-- AVAILABLE DATA follows --

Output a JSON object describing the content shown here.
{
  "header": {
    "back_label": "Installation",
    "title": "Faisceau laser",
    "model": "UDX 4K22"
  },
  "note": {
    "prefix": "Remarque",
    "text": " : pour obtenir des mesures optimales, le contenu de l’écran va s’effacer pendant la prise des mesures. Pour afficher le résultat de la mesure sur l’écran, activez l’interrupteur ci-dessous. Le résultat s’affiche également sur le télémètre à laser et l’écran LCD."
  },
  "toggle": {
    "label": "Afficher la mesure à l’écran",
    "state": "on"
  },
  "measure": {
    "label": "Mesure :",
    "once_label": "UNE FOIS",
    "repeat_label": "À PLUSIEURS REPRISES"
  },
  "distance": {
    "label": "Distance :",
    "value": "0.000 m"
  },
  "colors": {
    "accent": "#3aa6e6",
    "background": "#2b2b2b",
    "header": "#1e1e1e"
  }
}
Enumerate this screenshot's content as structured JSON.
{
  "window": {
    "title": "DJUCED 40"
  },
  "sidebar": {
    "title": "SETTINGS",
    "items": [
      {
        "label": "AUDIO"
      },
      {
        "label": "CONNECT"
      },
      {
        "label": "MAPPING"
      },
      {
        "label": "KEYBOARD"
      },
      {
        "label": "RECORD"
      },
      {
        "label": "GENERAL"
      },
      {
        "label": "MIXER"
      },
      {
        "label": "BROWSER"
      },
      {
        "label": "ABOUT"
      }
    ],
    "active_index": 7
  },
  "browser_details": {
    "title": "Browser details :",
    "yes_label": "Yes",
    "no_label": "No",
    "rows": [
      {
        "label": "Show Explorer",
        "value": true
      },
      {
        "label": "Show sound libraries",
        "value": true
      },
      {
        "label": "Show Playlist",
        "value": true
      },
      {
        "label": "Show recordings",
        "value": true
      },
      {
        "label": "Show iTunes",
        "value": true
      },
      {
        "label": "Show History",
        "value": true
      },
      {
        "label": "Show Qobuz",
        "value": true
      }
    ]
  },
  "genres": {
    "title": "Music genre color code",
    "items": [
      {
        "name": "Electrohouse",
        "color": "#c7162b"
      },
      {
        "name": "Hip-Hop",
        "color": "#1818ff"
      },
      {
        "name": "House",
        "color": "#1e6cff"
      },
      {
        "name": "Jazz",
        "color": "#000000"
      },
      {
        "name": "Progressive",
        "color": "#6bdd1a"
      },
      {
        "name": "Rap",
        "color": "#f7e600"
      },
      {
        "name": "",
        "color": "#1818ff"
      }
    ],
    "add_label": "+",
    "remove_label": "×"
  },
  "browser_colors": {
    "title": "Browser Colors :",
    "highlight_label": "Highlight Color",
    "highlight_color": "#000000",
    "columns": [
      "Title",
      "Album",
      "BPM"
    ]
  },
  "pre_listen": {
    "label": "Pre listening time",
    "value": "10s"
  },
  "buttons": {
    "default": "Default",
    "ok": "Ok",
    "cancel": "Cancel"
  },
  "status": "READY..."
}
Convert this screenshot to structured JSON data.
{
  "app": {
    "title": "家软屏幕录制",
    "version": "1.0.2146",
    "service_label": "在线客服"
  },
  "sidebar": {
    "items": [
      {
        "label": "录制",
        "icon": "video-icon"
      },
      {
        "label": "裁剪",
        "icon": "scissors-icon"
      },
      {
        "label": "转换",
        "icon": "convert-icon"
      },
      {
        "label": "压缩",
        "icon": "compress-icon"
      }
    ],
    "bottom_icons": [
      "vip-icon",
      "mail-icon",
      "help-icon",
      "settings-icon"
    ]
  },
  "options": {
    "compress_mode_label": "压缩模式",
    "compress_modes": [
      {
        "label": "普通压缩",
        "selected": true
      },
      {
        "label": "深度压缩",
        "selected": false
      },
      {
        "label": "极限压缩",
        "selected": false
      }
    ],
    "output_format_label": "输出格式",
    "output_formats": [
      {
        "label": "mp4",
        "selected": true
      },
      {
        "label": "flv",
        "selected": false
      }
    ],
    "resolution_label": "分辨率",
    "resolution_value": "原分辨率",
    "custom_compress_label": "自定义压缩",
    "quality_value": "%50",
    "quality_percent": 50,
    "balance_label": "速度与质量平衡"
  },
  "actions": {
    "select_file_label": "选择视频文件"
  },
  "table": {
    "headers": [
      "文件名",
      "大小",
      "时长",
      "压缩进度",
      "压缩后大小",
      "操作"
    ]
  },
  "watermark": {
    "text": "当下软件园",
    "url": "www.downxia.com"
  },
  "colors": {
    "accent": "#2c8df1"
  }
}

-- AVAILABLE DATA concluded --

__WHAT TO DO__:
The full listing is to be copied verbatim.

__WRITTEN RESPONSE__:
Output a JSON object describing the content shown here.
{
  "header": {
    "back_label": "Installation",
    "title": "Faisceau laser",
    "model": "UDX 4K22"
  },
  "note": {
    "prefix": "Remarque",
    "text": " : pour obtenir des mesures optimales, le contenu de l’écran va s’effacer pendant la prise des mesures. Pour afficher le résultat de la mesure sur l’écran, activez l’interrupteur ci-dessous. Le résultat s’affiche également sur le télémètre à laser et l’écran LCD."
  },
  "toggle": {
    "label": "Afficher la mesure à l’écran",
    "state": "on"
  },
  "measure": {
    "label": "Mesure :",
    "once_label": "UNE FOIS",
    "repeat_label": "À PLUSIEURS REPRISES"
  },
  "distance": {
    "label": "Distance :",
    "value": "0.000 m"
  },
  "colors": {
    "accent": "#3aa6e6",
    "background": "#2b2b2b",
    "header": "#1e1e1e"
  }
}
Enumerate this screenshot's content as structured JSON.
{
  "window": {
    "title": "DJUCED 40"
  },
  "sidebar": {
    "title": "SETTINGS",
    "items": [
      {
        "label": "AUDIO"
      },
      {
        "label": "CONNECT"
      },
      {
        "label": "MAPPING"
      },
      {
        "label": "KEYBOARD"
      },
      {
        "label": "RECORD"
      },
      {
        "label": "GENERAL"
      },
      {
        "label": "MIXER"
      },
      {
        "label": "BROWSER"
      },
      {
        "label": "ABOUT"
      }
    ],
    "active_index": 7
  },
  "browser_details": {
    "title": "Browser details :",
    "yes_label": "Yes",
    "no_label": "No",
    "rows": [
      {
        "label": "Show Explorer",
        "value": true
      },
      {
        "label": "Show sound libraries",
        "value": true
      },
      {
        "label": "Show Playlist",
        "value": true
      },
      {
        "label": "Show recordings",
        "value": true
      },
      {
        "label": "Show iTunes",
        "value": true
      },
      {
        "label": "Show History",
        "value": true
      },
      {
        "label": "Show Qobuz",
        "value": true
      }
    ]
  },
  "genres": {
    "title": "Music genre color code",
    "items": [
      {
        "name": "Electrohouse",
        "color": "#c7162b"
      },
      {
        "name": "Hip-Hop",
        "color": "#1818ff"
      },
      {
        "name": "House",
        "color": "#1e6cff"
      },
      {
        "name": "Jazz",
        "color": "#000000"
      },
      {
        "name": "Progressive",
        "color": "#6bdd1a"
      },
      {
        "name": "Rap",
        "color": "#f7e600"
      },
      {
        "name": "",
        "color": "#1818ff"
      }
    ],
    "add_label": "+",
    "remove_label": "×"
  },
  "browser_colors": {
    "title": "Browser Colors :",
    "highlight_label": "Highlight Color",
    "highlight_color": "#000000",
    "columns": [
      "Title",
      "Album",
      "BPM"
    ]
  },
  "pre_listen": {
    "label": "Pre listening time",
    "value": "10s"
  },
  "buttons": {
    "default": "Default",
    "ok": "Ok",
    "cancel": "Cancel"
  },
  "status": "READY..."
}
Convert this screenshot to structured JSON data.
{
  "app": {
    "title": "家软屏幕录制",
    "version": "1.0.2146",
    "service_label": "在线客服"
  },
  "sidebar": {
    "items": [
      {
        "label": "录制",
        "icon": "video-icon"
      },
      {
        "label": "裁剪",
        "icon": "scissors-icon"
      },
      {
        "label": "转换",
        "icon": "convert-icon"
      },
      {
        "label": "压缩",
        "icon": "compress-icon"
      }
    ],
    "bottom_icons": [
      "vip-icon",
      "mail-icon",
      "help-icon",
      "settings-icon"
    ]
  },
  "options": {
    "compress_mode_label": "压缩模式",
    "compress_modes": [
      {
        "label": "普通压缩",
        "selected": true
      },
      {
        "label": "深度压缩",
        "selected": false
      },
      {
        "label": "极限压缩",
        "selected": false
      }
    ],
    "output_format_label": "输出格式",
    "output_formats": [
      {
        "label": "mp4",
        "selected": true
      },
      {
        "label": "flv",
        "selected": false
      }
    ],
    "resolution_label": "分辨率",
    "resolution_value": "原分辨率",
    "custom_compress_label": "自定义压缩",
    "quality_value": "%50",
    "quality_percent": 50,
    "balance_label": "速度与质量平衡"
  },
  "actions": {
    "select_file_label": "选择视频文件"
  },
  "table": {
    "headers": [
      "文件名",
      "大小",
      "时长",
      "压缩进度",
      "压缩后大小",
      "操作"
    ]
  },
  "watermark": {
    "text": "当下软件园",
    "url": "www.downxia.com"
  },
  "colors": {
    "accent": "#2c8df1"
  }
}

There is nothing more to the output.